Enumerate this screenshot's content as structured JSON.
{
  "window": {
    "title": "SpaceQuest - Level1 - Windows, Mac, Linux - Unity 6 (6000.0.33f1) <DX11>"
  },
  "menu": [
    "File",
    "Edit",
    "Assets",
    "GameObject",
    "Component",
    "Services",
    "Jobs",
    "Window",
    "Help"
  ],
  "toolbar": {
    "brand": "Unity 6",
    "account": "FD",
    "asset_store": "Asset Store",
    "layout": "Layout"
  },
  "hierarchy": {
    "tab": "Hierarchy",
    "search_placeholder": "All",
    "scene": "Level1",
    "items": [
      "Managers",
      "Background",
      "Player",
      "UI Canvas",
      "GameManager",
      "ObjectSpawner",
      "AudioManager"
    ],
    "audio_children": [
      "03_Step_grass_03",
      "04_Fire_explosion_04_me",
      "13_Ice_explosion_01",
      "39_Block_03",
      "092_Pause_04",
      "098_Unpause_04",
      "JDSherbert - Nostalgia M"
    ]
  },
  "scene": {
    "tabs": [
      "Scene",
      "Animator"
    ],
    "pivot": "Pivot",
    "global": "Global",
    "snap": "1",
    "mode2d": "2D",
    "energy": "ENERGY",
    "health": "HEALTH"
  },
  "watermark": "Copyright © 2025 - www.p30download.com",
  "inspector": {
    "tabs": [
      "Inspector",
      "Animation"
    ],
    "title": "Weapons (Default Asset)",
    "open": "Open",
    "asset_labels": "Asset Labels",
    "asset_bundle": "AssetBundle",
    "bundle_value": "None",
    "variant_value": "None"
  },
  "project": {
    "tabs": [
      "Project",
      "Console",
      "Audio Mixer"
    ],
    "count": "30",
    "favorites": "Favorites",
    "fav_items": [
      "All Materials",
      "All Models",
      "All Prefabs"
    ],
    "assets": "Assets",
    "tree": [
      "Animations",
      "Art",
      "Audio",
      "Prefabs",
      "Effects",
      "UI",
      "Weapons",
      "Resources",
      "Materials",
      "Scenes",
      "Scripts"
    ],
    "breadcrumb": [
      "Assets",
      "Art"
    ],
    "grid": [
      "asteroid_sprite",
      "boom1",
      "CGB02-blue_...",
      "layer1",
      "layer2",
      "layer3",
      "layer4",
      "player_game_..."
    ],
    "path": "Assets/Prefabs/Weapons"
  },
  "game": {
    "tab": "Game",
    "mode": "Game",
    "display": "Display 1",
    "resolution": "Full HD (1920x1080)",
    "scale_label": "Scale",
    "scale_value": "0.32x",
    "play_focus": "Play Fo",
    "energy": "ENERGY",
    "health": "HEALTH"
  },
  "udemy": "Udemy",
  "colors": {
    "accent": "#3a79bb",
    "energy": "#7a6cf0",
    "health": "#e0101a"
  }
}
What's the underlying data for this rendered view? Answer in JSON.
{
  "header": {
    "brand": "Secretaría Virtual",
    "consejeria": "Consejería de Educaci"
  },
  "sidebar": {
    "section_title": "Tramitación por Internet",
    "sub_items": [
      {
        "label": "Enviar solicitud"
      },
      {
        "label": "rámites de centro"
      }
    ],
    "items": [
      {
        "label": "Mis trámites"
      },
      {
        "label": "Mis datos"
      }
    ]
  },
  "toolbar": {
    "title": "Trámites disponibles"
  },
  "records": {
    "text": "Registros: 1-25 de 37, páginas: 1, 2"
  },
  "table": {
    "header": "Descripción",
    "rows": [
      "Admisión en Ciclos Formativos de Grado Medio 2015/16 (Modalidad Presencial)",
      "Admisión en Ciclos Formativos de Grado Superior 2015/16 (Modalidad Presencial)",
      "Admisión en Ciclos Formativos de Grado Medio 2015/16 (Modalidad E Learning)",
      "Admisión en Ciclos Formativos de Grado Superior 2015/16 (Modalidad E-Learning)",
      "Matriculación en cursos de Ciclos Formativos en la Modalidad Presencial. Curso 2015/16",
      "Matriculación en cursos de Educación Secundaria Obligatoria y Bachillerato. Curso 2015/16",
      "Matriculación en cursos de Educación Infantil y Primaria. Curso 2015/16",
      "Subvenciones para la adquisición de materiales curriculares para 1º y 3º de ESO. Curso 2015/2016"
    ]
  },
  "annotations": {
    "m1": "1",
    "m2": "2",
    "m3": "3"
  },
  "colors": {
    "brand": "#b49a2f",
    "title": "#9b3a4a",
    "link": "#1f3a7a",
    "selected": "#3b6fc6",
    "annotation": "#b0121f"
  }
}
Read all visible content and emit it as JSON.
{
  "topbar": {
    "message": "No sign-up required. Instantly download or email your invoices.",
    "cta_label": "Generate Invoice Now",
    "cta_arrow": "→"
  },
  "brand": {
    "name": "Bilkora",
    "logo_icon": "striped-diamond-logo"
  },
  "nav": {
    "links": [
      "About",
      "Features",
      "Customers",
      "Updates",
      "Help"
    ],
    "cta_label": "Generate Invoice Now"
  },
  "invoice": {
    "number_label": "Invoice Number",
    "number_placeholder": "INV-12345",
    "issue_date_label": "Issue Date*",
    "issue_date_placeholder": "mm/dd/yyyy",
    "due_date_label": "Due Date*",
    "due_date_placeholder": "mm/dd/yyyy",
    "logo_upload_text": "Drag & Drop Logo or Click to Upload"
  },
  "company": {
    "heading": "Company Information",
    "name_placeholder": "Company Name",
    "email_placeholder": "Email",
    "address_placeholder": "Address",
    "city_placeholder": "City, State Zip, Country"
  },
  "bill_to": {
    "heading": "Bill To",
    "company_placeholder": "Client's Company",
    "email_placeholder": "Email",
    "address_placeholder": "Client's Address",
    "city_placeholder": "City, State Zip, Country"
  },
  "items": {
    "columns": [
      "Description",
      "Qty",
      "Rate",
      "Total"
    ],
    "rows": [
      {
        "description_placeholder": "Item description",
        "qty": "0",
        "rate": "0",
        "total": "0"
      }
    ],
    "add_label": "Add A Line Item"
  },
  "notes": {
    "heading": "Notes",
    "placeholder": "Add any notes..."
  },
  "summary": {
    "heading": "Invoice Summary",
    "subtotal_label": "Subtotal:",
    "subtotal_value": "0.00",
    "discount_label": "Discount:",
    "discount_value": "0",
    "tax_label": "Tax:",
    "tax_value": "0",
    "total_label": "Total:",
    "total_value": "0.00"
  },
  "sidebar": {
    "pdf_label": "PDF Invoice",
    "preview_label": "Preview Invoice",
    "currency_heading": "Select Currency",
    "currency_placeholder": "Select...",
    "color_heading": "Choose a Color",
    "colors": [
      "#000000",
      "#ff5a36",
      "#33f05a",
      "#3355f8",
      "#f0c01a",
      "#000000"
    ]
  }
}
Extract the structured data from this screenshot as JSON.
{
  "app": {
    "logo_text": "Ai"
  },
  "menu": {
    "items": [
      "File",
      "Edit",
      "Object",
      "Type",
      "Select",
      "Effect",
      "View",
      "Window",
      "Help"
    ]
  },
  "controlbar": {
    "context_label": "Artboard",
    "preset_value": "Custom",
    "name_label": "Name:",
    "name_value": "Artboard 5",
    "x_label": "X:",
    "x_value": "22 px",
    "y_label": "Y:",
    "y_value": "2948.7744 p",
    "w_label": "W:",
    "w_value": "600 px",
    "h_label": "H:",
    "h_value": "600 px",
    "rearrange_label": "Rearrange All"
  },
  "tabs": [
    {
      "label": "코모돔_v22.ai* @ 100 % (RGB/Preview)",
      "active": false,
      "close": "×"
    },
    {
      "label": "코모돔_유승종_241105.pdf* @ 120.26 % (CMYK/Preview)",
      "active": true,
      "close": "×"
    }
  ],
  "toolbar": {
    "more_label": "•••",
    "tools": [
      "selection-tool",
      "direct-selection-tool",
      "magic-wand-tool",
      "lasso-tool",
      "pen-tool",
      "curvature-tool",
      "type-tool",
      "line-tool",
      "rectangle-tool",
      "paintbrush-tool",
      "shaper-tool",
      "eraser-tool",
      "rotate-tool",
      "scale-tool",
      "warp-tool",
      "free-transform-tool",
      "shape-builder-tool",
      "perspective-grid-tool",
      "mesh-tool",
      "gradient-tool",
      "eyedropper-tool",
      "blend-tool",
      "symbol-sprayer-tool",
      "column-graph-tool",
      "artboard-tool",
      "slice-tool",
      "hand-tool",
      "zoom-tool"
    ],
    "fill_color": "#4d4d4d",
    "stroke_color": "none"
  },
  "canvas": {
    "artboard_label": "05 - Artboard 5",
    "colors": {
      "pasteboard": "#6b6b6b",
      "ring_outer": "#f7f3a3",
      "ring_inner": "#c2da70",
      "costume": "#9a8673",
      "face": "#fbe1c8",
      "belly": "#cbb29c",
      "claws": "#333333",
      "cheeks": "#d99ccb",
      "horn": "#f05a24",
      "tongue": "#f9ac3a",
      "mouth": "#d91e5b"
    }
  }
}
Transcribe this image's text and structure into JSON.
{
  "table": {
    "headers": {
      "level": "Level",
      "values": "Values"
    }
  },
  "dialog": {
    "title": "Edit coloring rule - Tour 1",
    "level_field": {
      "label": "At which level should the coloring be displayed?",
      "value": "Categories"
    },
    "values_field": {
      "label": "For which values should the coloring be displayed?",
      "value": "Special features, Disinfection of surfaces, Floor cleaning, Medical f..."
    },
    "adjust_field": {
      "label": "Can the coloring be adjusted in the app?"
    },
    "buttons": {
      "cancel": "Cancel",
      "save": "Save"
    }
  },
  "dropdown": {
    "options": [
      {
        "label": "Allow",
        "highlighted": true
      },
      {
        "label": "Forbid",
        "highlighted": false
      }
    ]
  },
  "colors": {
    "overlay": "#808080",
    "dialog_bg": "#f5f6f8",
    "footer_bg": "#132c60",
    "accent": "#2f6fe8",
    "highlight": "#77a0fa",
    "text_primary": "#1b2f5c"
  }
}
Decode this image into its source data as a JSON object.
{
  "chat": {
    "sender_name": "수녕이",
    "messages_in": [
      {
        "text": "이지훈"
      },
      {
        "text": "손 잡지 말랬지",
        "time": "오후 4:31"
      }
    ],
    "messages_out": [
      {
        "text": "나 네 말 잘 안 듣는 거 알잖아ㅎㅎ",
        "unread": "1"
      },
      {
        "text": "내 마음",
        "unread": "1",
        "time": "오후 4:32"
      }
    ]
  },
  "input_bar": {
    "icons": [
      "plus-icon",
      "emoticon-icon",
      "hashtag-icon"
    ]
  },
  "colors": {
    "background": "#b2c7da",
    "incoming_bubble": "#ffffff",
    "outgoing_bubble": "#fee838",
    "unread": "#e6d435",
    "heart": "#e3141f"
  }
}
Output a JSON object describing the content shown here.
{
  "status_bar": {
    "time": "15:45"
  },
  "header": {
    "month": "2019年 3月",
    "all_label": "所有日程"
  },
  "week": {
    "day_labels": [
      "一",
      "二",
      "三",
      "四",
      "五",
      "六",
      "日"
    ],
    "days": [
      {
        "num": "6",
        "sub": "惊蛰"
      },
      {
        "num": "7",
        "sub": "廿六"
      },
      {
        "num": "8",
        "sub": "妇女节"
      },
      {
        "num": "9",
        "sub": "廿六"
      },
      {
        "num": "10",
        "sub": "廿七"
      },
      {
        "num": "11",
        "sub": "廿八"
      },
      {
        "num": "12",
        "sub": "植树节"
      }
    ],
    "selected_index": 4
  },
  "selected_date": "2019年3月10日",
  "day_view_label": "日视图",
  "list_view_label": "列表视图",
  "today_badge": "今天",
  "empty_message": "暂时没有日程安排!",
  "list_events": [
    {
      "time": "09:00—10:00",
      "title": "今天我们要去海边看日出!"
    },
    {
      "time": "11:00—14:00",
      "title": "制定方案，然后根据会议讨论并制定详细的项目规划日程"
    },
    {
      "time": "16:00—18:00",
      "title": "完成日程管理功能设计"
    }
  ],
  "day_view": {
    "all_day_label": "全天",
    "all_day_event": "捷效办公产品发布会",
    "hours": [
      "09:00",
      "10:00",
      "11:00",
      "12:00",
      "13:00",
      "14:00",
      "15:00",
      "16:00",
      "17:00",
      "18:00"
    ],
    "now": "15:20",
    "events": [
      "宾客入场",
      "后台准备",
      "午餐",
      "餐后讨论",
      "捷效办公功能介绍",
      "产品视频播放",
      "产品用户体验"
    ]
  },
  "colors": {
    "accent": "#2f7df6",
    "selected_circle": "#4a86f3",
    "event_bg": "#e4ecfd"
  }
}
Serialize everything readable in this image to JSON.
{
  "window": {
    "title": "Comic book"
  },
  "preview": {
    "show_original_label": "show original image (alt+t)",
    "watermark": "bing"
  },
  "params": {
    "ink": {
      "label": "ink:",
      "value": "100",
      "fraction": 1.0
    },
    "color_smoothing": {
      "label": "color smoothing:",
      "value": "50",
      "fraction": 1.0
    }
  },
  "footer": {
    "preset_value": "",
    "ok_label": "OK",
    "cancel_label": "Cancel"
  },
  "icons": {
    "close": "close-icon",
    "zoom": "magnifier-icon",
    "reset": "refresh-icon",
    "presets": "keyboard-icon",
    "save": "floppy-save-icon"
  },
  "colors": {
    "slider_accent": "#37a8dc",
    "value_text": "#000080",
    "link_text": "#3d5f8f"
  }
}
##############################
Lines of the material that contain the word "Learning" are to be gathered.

      "Admisión en Ciclos Formativos de Grado Medio 2015/16 (Modalidad E Learning)",
      "Admisión en Ciclos Formativos de Grado Superior 2015/16 (Modalidad E-Learning)",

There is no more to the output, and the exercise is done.